Suki was a lover of many things in her life. Despite the terror my nephew inflicted on her in her earlier years, I do believe he was one of them. She loved nothing more than to scratch her chin along his Legos and Playmobil, or to curl up at the end of his bed while she slept. “The little guy,” my mom called him to Suki, in preparation for his visits. “The little guy is coming again, Suke.” She loved ribbon and string and plants, so much so that none could be kept in the house. She loved to watch all of the goings-on in the backyard—the birds, the deer, the squirrels and chipmunks—from her spot in the porch. Though not a cat you had to take the food away from (quite the opposite, I think she had feline bulimia), she always loved a good treat. A few licks of milk from your cereal bowl, whipped cream from off your finger, even a stray piece of Chex. She loved to greet you by the door with a little trill, and to sit in the window. She wanted to be near people always.
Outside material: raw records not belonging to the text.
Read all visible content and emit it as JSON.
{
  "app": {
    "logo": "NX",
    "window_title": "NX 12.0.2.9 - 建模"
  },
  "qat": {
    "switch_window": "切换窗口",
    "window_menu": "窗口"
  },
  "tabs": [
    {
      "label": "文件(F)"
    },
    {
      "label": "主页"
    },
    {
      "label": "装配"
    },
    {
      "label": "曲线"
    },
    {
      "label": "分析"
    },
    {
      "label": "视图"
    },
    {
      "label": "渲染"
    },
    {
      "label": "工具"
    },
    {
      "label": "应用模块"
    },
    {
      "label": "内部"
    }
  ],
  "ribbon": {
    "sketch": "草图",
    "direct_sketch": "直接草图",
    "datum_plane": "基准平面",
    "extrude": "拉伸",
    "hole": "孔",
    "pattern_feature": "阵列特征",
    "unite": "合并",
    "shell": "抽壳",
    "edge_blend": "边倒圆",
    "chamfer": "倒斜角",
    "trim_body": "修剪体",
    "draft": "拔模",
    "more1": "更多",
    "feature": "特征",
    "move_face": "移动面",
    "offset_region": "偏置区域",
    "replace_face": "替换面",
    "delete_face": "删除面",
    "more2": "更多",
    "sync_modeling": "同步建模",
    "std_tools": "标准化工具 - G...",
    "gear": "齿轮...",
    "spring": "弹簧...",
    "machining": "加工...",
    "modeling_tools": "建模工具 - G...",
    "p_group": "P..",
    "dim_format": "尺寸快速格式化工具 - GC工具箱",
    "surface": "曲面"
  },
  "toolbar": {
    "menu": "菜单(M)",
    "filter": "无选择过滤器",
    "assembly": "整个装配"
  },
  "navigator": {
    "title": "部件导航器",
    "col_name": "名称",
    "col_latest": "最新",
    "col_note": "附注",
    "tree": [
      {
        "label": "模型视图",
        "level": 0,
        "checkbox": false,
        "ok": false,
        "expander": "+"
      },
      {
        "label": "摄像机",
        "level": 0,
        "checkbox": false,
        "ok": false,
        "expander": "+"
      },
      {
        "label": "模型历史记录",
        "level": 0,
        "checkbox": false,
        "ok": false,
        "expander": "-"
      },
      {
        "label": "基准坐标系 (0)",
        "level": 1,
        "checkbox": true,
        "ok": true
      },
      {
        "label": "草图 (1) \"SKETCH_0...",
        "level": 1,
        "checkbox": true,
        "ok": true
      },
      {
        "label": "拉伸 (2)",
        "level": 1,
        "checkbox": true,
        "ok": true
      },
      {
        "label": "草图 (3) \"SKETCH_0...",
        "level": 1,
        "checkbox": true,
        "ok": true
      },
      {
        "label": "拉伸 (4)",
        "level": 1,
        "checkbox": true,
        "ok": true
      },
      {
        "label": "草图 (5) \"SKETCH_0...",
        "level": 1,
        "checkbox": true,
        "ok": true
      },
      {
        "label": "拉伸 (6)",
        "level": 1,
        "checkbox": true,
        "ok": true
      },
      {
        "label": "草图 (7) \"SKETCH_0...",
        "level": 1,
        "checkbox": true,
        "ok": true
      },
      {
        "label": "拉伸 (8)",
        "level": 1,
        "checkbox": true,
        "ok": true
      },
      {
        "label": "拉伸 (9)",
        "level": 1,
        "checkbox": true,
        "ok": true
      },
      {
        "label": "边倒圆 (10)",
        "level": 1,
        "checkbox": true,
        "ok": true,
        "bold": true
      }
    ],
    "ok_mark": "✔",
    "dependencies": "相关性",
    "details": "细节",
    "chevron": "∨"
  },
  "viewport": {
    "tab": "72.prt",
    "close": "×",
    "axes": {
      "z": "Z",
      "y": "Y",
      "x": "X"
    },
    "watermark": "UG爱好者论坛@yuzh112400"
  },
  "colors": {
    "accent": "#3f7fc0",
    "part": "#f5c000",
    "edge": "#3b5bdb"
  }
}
Even when she was starting to not feel well around the holidays, she waded through the crowd on Christmas Eve, sneaking pets from everyone.
But I think what I am going to miss about her most are the things that mark her as different from my cat. (Because she is. She is nothing at all like my Lilly, though she is every reason I have a cat at all.) The way she would squeeze into my bedroom at my parents’ house and walk all over me in the middle of the night, whether I wanted it or not. The way she would hop up on my lap on the recliner, rub her face all over my book, and then sit on me for so long I’d almost pee the chair I kept putting off getting up from because it was so nice having this sweet cat on my lap. It was so hard to believe, after all, that she was an animal and not my sister. (And not just because I called her my sister and told my nephew she was my sister and insisted that she was my sister, just my “cat sister.”) The only wild thing I’d ever seen her do was, once or twice a day, absolutely tear around my parent’s house after using her litter box. Even as a more senior cat, she still tore through the place with abandon, mrowling the whole way around the joint and then galloping up the stairs. But then just so quickly, she would turn back into her normal, more docile self, smelling of my mom’s hand lotion, and cheerfully chirping.
As my parents prepared for the last trip to the vet on Monday, I’m left reeling from yet another death in our family. Because that is what Suki was. My sister. I’m sorry, but I’m attached.